The Maisie Dobbs series has moved on in time: The most recent book is set in 1933. But Winspear has returned — via a good new, stand-alone, non-mystery novel called The Care and Management of Lies -- to the wartime period that clearly continues to haunt her. In a publishing season crowded with commemorations of the outbreak of World War I, both of Winspear's books more than hold their own as powerful imaginings from a woman's point of view of what that time must have been like. And Maisie Dobbs, in particular, testifies to the enduring allure of the traditional mystery. Along with sisters in crime like Tana French, Louise Penny, Linda Fairstein and Denise Mina, Winspear knows that sticking to simple classic lines in a mystery suits her best.

Copyright 2023 Fresh Air. To see more, visit Fresh Air.

Maureen Corrigan, book critic for NPR's Fresh Air, is The Nicky and Jamie Grant Distinguished Professor of the Practice in Literary Criticism at Georgetown University. She is an associate editor of and contributor to Mystery and Suspense Writers (Scribner) and the winner of the 1999 Edgar Award for Criticism, presented by the Mystery Writers of America.
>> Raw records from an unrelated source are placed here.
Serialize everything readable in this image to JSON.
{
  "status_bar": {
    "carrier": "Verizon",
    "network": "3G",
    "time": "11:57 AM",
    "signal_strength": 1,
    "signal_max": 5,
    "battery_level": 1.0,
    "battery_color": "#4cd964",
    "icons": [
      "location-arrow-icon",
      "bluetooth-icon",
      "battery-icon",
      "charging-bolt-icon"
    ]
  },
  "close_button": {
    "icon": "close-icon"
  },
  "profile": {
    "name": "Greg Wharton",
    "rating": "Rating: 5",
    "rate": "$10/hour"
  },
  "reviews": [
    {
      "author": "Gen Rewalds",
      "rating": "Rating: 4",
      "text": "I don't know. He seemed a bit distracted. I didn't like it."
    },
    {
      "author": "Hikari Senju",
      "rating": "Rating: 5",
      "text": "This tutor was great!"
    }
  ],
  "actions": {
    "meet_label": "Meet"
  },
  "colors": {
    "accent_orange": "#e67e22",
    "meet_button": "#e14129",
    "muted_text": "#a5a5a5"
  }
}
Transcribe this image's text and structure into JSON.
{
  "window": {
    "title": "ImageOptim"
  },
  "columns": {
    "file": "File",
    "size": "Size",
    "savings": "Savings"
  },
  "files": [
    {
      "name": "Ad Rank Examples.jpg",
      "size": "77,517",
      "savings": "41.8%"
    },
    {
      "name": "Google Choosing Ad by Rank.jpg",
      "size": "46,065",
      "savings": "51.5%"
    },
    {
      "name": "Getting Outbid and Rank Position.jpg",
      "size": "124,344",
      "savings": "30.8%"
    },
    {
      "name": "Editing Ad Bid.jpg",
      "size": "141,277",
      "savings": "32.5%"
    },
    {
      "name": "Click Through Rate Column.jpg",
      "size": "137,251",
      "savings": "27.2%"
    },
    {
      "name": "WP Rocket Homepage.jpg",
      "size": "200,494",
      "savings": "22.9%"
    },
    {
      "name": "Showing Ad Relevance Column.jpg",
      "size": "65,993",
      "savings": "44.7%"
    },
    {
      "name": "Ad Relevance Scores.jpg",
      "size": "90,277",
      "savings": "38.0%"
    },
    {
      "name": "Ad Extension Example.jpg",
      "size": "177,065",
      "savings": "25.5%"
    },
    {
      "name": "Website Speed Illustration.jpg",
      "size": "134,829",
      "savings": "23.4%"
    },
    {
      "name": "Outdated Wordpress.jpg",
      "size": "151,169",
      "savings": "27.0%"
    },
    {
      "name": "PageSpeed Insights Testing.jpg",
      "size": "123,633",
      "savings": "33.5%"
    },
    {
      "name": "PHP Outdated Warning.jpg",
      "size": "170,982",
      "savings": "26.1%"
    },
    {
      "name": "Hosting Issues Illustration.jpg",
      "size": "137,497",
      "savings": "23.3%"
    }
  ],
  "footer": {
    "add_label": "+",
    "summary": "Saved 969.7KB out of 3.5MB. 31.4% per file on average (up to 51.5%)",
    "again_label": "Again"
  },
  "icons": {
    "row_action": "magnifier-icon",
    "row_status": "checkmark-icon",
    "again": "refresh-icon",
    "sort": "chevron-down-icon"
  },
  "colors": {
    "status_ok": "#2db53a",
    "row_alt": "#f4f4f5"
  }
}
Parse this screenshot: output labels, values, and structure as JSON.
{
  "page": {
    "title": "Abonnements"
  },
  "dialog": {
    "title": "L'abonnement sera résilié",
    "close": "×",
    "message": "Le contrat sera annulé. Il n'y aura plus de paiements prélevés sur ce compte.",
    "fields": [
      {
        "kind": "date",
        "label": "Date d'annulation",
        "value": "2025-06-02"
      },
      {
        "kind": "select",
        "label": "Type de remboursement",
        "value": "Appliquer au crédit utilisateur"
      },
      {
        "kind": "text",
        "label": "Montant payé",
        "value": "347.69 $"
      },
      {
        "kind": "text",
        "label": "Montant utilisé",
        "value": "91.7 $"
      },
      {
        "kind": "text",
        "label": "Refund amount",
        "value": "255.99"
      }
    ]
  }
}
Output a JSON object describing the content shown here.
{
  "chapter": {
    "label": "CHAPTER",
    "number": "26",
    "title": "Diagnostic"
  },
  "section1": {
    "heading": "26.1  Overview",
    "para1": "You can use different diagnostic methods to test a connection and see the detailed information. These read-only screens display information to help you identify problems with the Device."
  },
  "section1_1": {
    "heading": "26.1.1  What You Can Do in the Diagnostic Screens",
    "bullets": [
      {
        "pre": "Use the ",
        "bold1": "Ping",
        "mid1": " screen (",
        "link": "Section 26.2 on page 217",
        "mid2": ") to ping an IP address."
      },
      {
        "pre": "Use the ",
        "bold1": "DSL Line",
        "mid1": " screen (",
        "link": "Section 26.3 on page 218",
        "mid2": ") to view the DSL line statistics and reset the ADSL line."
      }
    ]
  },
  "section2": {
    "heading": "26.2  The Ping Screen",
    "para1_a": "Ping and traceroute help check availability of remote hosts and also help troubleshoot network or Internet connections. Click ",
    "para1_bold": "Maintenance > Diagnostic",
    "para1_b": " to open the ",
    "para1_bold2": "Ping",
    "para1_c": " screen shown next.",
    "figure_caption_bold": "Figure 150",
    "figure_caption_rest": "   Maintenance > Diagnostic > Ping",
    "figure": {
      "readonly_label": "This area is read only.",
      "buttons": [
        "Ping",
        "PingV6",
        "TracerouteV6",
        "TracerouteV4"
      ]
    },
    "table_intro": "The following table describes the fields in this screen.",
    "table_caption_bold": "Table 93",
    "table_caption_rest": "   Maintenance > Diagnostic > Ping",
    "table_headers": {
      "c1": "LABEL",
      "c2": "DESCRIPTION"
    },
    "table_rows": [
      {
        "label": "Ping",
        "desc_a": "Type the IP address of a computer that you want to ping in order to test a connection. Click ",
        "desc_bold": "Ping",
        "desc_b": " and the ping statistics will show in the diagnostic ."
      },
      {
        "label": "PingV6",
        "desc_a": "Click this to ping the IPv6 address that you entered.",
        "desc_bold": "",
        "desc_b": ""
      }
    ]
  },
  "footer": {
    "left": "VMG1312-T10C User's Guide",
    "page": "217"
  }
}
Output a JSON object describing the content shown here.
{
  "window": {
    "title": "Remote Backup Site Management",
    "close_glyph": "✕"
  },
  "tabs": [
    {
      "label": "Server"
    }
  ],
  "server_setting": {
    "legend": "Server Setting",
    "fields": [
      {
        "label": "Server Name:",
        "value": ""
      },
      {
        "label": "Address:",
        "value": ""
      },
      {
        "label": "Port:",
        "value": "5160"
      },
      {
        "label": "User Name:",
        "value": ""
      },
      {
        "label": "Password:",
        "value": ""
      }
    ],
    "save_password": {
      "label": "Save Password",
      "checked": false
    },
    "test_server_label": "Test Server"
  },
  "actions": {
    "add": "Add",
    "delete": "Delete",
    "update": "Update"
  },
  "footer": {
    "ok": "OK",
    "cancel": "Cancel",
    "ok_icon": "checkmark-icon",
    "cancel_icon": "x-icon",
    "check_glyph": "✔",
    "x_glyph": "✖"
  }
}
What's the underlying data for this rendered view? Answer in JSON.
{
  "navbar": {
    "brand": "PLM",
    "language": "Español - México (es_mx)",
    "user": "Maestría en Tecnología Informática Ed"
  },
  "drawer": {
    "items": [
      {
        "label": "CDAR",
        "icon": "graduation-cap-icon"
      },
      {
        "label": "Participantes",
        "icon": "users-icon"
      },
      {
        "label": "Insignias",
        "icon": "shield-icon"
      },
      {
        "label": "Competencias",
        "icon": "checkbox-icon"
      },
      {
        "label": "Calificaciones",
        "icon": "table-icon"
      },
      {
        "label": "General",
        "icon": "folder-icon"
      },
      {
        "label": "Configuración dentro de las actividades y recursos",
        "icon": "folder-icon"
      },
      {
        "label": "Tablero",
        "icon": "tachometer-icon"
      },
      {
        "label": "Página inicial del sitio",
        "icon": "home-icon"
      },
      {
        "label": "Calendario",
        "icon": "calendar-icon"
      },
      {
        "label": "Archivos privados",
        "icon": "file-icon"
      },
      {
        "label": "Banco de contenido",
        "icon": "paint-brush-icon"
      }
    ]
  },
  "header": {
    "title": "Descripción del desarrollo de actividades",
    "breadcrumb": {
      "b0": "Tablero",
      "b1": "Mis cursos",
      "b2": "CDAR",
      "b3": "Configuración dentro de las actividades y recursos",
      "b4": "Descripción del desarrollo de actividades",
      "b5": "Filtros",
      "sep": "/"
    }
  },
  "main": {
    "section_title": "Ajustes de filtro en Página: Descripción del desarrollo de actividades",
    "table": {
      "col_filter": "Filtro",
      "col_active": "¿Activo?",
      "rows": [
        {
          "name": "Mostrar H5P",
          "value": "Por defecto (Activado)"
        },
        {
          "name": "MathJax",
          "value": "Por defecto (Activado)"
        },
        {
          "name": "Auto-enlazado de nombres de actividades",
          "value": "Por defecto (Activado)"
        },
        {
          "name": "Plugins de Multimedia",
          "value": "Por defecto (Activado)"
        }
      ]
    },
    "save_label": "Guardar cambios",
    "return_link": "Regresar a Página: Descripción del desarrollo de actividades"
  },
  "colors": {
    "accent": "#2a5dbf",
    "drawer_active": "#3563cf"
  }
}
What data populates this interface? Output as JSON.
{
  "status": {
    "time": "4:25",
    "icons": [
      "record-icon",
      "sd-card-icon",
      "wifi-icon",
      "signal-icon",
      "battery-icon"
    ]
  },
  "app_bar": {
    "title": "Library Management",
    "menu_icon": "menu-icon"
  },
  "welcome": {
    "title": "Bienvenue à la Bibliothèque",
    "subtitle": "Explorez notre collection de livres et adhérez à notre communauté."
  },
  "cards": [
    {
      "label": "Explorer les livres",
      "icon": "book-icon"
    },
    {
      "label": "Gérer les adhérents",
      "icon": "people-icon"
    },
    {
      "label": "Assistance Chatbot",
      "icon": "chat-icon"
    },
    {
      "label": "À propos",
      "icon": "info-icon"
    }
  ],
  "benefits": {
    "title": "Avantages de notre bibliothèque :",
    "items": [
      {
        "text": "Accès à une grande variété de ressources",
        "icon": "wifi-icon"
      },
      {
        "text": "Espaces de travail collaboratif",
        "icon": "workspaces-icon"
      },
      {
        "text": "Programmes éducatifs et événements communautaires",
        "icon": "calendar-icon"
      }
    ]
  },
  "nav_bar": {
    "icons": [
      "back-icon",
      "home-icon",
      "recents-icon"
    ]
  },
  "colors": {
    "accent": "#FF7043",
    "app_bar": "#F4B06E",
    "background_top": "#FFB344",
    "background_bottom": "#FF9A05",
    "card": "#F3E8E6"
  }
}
In 2019, Corrigan was awarded the Nona Balakian Citation for Excellence in Reviewing by the National Book Critics Circle.